Thursday, August 25, 2005

The price is definitely NOT right.

Just another example of the intersection of class (and inevitably race & gender) issues with environmental issues:

A recent study by researchers at the University of California-Davis reported that U.S. shoppers who consistently choose healthy foods spend nearly 20 percent more on groceries. The study also said the higher price of these healthier choices can consume 35 to 40 percent of a low-income family's grocery budget. That's bad news for public health. It's also bad news for the organic-food market, since organics usually carry the highest price tag of all the healthy stuff out there.

The above quote comes from today's Grist article, "Cost in Translation," about the high costs of eating organic food. What's alarming to me is that organic is merely a subset of "healthy foods"-- and the study reports that shoppers who choose healthy foods (not just organic) spend a great deal more on groceries than other folks.

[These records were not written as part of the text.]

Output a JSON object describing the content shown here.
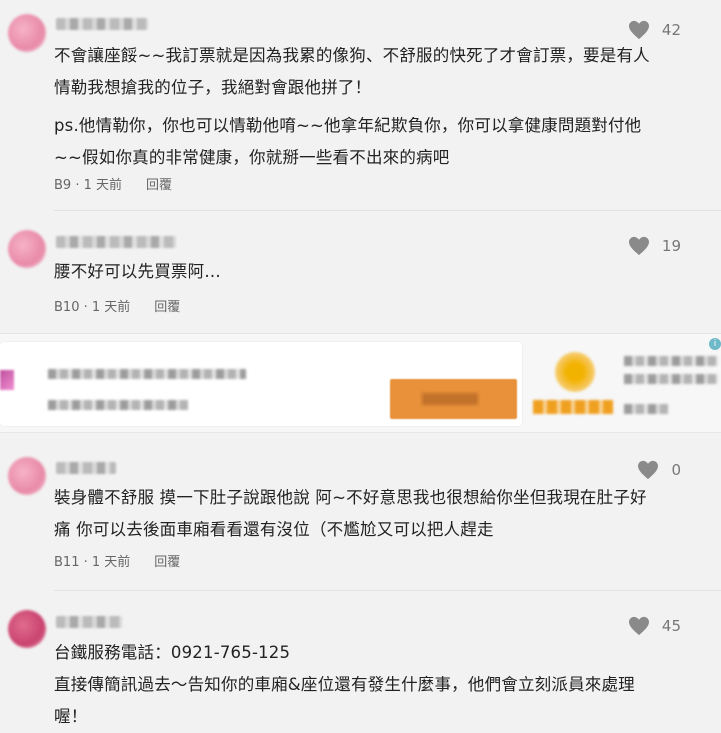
{
  "comments": [
    {
      "likes": "42",
      "lines": [
        "不會讓座餒~~我訂票就是因為我累的像狗、不舒服的快死了才會訂票，要是有人",
        "情勒我想搶我的位子，我絕對會跟他拼了！",
        "ps.他情勒你，你也可以情勒他唷~~他拿年紀欺負你，你可以拿健康問題對付他",
        "~~假如你真的非常健康，你就掰一些看不出來的病吧"
      ],
      "floor": "B9",
      "time": "1 天前",
      "reply": "回覆"
    },
    {
      "likes": "19",
      "lines": [
        "腰不好可以先買票阿…"
      ],
      "floor": "B10",
      "time": "1 天前",
      "reply": "回覆"
    },
    {
      "likes": "0",
      "lines": [
        "裝身體不舒服 摸一下肚子說跟他說 阿~不好意思我也很想給你坐但我現在肚子好",
        "痛 你可以去後面車廂看看還有沒位（不尷尬又可以把人趕走"
      ],
      "floor": "B11",
      "time": "1 天前",
      "reply": "回覆"
    },
    {
      "likes": "45",
      "lines": [
        "台鐵服務電話：0921-765-125",
        "直接傳簡訊過去～告知你的車廂&座位還有發生什麼事，他們會立刻派員來處理",
        "喔！"
      ]
    }
  ],
  "ad": {
    "corner_glyph": "i"
  },
  "icons": {
    "like": "heart-icon"
  },
  "colors": {
    "heart": "#8a8a8a",
    "ad_button": "#e8913a"
  },
  "separator": "·"
}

What does this mean for people with tight incomes and demanding schedules? As a grad student, I find myself picking up fast food much more frequently than I did as a corporate "professional." It's cheaper and, well, faster -- and I don't have to spend time wedged into my 3x3 "kitchen" for time consuming prep and clean-up (ever tried to make a "well-balanced meal" in a coat closet?). As a result, I feel less healthy and I've put on a few pounds more than I would like.

What does this mean? People who can't (or can barely) afford insurance or healthcare are also those who are unable to afford some of the best "preventive medicine" available -- healthy food. Or they're unable to find it because their local groceries don't stock it, or stock spoiled or spoiling produce and other perishable goods. It's a vicious cycle that keeps people poor, fat, and sick.

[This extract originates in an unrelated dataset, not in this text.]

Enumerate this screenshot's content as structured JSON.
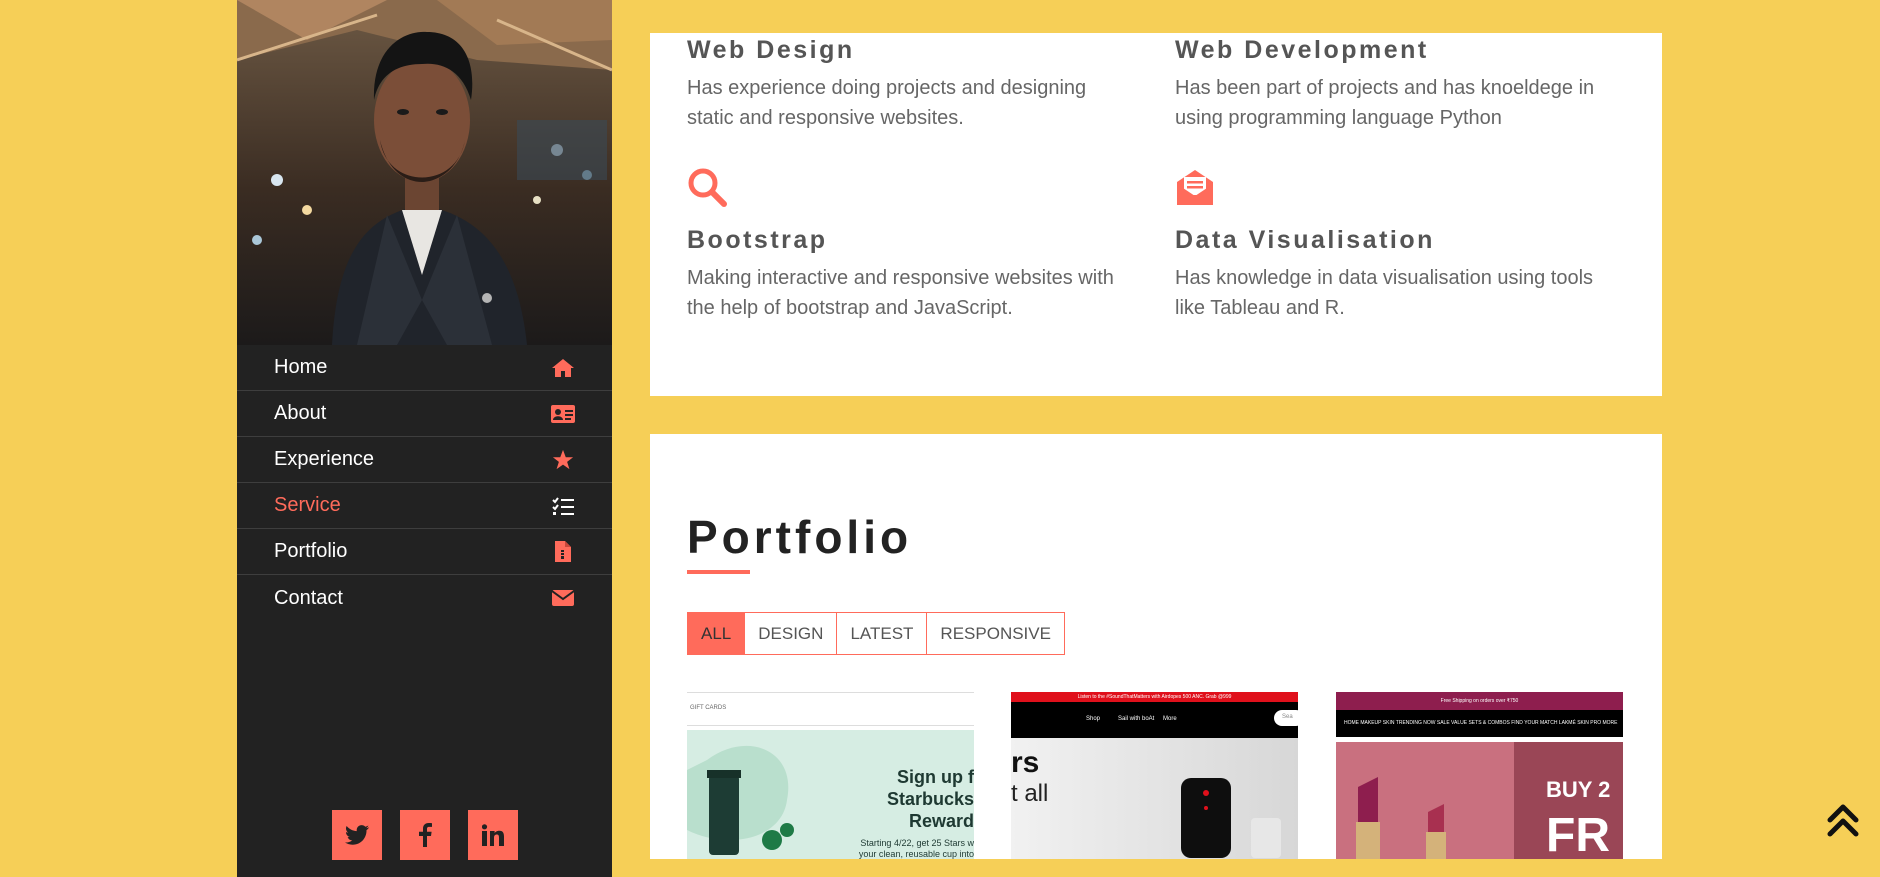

You can read a brief of the UC Davis study in pdf format here:

Here's an excerpt:
An alarming increase in such chronic diseases as obesity, diabetes, cardiovascular disease, hypertension and stroke, and some types of cancer has occurred over the past decade (Kant 2004). Improving diet quality by eating more whole grains and fruit and vegetables, and by eating less fat and refined sugar could help lower the incidence or severity of these diseases.

Avoiding and managing chronic disease, not surprisingly, is (and has been for quite some time) a class issue. It used to be that people couldn't afford food-- now they can't afford the right foods.

Can't afford the foods that help you avoid chronic disease? Can't afford to spend leisure time exercising (translation: don't have leisure time because you're working two jobs to pay your rent)? Can't afford healthcare, medicine and treatment for the chronic disease you developed because you were too cash- and time-strapped to avoid it? Too freaking bad. It's probably your fault anyway. Maybe you're a sinner, or stupid, or lazy.

It seems that people assume that overweight and obese people deserve to be unhealthy because they have made poor choices regarding their health. I've even heard people remark that overweight, poor people must not be that poor, as they clearly have been able to afford the food that has made them overweight. What, are poor people supposed to starve themselves to be authentic? In times past (and still in some cultures), obesity was a mark of prosperity -- gout was the rich man's disease. Not so these days, when a stick-thin figure is a sign of wealth and the ability to afford a personal trainer and dietician. It's McDonald's that has the dollar value menu, not Spago or the new raw food restaurants cropping up in urban areas across the nation. Even more alarming is the fact that I could spend $1 for a double cheeseburger, or $1 for one (1) non-organic red bell pepper at the grocery. That just doesn't make sense.

Of course, if you add up the hidden costs of consuming that $1 double cheeseburger (healthcare, environmental damage, labor costs, etcetera), it costs much more than the bell pepper-- but that's not what I'm thinking about two weeks into the month when most of my paycheck has been parceled out to my creditors and I still have to feed myself (and if I'm lucky, my children and my pets and my spouse). It's about that time that one's tolerance for well-meaning theory goes out the window, and one wishes that the hippies would shove their "joys of organic gardening" and saving the environment and the animals crap up their collective ass. Now there's a dilemma for you ethicists. So solve it, already.